§ **TASK GOAL**: Each line below that holds the word "shop" counts once. Say how many such lines there are, and no more.

§ **STUDY MATERIAL**:
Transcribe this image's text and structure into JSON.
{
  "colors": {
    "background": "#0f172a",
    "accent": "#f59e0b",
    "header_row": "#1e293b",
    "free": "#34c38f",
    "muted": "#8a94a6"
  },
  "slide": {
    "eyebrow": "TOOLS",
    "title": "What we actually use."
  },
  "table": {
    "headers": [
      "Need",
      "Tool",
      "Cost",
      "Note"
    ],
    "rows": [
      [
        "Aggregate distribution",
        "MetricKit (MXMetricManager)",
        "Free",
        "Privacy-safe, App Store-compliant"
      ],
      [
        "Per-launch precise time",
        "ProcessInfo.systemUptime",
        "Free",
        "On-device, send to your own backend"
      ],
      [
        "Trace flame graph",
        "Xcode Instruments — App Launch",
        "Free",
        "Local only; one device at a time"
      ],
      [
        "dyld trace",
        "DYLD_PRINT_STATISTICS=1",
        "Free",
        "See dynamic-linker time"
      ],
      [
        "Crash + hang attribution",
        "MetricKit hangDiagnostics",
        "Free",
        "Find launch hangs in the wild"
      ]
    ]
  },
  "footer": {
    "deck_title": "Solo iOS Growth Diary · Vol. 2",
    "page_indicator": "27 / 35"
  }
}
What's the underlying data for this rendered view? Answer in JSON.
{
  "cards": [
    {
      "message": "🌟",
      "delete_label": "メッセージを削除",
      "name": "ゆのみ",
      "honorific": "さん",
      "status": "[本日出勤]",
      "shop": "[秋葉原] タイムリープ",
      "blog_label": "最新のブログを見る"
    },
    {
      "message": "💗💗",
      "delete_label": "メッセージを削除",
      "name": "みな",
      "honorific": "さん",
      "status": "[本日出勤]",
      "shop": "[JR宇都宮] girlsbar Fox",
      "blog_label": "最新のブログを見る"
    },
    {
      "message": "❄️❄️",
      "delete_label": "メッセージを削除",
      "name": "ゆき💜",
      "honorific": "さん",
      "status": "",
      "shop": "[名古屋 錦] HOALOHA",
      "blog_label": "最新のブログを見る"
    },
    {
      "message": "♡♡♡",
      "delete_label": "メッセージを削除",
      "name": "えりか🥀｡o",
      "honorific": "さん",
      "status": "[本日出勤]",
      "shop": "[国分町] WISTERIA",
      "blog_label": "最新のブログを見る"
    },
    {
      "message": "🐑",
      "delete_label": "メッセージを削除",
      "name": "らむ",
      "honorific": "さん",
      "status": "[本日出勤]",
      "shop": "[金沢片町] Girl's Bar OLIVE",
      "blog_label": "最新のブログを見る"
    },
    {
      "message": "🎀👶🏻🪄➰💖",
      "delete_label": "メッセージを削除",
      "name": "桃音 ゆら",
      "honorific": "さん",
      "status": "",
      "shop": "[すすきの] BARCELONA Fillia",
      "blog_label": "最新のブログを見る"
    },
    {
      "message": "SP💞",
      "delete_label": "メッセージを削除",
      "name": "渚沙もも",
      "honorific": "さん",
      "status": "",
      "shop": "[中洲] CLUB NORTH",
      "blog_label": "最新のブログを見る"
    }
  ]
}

§ **SOLUTION TO THE EXERCISE**: 7